Many cybersecurity tools are designed to block or allow specific activities based on prescribed rules, but with insider breaches continuing, enterprise protection also requires real-time reaction to actual user behavior, says Carl Leonard of Forcepoint.
When migrating systems, data and applications to the cloud, a critical security step is to involve compliance auditors in the process as early as possible, says Thien La, CISO at Wellmark Blue Cross Blue Shield.
The city of Riviera Beach, Florida, has agreed to pay hackers about $600,000 in bitcoin to end a ransomware attack that crippled the city's IT infrastructure for nearly a month. In another recent incident, Baltimore refused to pay a ransom after an attack and faces $18 million in recovery costs so far.
Bad news for anyone who might have hoped that the data breach problem was getting better. "Anecdotally, it just feels like we're seeing a massive increase recently," says Troy Hunt, the creator of the free "Have I Been Pwned?" breach-notification service. Unfortunately, he says, the problem is likely to worsen.

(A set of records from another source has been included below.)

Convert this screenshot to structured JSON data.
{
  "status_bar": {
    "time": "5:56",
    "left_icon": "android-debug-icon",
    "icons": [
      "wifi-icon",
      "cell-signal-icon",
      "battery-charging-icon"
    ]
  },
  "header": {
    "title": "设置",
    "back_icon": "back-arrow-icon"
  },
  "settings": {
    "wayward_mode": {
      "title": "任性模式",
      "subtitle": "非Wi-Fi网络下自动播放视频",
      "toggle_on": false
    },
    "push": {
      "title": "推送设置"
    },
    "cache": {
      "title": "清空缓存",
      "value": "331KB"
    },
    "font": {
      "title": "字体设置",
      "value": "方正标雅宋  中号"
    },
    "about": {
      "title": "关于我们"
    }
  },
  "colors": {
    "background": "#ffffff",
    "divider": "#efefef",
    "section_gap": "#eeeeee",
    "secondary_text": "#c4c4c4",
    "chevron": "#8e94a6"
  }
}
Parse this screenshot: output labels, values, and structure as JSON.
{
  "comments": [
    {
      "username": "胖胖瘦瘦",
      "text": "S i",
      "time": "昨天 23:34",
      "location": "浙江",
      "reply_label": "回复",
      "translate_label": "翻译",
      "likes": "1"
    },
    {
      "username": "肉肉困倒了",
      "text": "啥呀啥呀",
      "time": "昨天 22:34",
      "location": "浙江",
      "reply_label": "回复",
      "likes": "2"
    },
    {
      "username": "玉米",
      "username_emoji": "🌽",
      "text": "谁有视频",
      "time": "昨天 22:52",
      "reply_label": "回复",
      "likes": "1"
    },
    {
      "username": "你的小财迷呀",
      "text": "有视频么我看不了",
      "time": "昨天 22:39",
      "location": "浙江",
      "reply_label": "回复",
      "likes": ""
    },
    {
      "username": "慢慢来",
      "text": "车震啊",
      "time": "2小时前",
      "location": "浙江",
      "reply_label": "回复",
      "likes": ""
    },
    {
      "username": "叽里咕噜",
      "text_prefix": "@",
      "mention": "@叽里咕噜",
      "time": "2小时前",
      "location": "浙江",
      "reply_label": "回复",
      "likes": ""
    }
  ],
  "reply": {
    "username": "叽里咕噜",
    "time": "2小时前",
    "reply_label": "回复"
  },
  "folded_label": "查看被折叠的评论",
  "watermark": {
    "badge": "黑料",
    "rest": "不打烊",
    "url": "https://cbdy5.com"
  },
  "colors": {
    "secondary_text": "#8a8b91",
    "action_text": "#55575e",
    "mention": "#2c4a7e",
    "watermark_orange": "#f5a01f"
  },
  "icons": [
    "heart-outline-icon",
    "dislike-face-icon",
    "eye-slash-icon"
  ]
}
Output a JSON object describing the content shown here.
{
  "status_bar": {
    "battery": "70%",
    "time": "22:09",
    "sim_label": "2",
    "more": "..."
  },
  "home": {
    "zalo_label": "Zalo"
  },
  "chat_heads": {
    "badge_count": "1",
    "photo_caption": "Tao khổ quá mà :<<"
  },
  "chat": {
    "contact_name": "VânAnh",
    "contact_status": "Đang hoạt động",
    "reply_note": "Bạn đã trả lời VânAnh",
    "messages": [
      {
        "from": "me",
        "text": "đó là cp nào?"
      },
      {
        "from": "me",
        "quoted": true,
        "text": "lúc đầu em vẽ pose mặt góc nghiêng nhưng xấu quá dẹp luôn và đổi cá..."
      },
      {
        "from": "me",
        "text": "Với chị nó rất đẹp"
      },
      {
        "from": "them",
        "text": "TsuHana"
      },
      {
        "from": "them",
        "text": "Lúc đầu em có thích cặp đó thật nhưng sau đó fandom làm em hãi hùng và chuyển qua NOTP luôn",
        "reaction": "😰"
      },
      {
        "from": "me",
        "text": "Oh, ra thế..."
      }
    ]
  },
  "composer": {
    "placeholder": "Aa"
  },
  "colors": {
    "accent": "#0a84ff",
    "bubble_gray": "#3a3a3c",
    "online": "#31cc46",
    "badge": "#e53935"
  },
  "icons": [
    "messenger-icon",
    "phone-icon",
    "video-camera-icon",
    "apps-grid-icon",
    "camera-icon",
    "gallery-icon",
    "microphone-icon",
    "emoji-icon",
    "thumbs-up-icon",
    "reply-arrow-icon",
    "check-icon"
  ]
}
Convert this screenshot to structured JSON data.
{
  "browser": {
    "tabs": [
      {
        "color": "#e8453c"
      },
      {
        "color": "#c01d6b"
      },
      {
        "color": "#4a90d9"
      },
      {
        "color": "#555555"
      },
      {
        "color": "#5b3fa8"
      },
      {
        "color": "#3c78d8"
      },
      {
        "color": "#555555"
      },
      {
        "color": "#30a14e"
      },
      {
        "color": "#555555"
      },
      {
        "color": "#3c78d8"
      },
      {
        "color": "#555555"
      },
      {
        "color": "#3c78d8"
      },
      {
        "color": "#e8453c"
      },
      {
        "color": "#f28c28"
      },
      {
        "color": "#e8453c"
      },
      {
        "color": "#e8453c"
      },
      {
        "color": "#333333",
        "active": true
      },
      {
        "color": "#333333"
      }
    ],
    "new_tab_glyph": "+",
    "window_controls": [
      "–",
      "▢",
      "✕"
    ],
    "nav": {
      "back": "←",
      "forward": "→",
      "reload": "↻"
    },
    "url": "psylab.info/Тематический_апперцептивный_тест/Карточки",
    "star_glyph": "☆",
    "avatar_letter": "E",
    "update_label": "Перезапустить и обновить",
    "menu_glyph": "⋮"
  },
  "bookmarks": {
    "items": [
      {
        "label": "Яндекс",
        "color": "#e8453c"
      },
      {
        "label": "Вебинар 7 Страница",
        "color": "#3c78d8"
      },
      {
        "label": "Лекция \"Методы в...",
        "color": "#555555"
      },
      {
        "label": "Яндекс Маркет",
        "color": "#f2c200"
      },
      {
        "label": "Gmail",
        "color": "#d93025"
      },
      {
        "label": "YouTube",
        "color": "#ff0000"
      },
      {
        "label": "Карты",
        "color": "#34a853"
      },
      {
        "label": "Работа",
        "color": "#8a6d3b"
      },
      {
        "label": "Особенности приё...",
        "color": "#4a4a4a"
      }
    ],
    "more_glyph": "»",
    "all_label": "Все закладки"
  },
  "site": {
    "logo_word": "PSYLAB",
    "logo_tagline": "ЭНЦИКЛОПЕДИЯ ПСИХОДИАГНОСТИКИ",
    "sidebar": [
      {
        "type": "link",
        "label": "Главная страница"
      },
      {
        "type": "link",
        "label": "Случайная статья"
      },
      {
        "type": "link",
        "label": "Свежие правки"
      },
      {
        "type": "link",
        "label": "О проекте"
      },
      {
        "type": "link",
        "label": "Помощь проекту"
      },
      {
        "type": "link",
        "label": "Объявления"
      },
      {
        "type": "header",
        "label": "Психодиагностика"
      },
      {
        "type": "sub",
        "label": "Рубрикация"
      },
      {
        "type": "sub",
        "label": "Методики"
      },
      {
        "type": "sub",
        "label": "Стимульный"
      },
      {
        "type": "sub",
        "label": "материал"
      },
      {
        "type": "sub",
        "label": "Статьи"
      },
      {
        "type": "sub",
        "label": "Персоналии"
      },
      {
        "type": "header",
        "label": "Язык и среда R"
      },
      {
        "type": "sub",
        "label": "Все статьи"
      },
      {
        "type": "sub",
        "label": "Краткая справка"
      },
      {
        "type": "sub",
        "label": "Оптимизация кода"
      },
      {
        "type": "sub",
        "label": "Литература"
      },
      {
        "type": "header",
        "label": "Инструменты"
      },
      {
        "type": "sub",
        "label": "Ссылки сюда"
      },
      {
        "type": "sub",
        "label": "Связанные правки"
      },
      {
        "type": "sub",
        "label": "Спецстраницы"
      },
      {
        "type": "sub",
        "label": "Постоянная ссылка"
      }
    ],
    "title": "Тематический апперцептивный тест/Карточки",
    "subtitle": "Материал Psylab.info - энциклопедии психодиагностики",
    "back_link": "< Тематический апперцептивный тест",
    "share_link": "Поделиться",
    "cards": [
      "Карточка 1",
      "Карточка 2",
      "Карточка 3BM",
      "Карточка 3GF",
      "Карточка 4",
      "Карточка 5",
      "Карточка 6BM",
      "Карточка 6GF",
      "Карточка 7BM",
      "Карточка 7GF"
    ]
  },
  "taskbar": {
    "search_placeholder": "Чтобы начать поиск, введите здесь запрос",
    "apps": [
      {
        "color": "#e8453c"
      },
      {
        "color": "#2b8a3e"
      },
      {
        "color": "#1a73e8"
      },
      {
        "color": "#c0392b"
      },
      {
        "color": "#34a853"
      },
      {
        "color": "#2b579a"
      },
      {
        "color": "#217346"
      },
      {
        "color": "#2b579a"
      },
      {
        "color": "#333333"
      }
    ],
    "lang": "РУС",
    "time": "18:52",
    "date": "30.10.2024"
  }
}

Bug bounty myths: All such programs must be public, run nonstop, pay cash to bug-spotters and allow anyone to join. But HackerOne's Laurie Mercer says such programs often run as private, invitation-only and time-limited endeavors, sometimes offering only swag or public recognition.
Organizations are increasingly relying on threat intelligence to help them better identify malicious behavior before it hits the network - or users encounter it - including using domain name system analysis to track emerging campaigns, says Corin Imai of DomainTools
A group of 22 state attorneys general, mainly from Democratic-leaning states, are demanding Congress offer local officials more support - including grants and equipment standards - to improve election infrastructure security in the run-up to the 2020 presidential contest.
Defending organizations against attackers is more challenging than ever. "The complexity and sophistication of the threats has increased," says Cisco's Mark Weir. "What we're seeing a lot of at the moment as well is intellectual property theft."
The annual Infosecurity Europe conference this year returned to London. Here are visual highlights from the event, which featured over 240 sessions and more than 400 exhibitors, 19,500 attendees and keynotes covering data breaches, darknets, new regulations and more.
Implementing new technologies and best practices can help healthcare organizations dramatically improve their detection of data breaches, says Mitch Parker, CISO of Indiana University Health System, who will be a featured speaker at ISMG's Healthcare Security Summit on June 25 in New York.
Some federal agencies inappropriately continue to rely on knowledge-based authentication to prevent fraud and abuse even though this method is no longer trustworthy because so much personal information that's been breached is readily available to fraudsters, a new
U.S. Government Accountability Office report notes.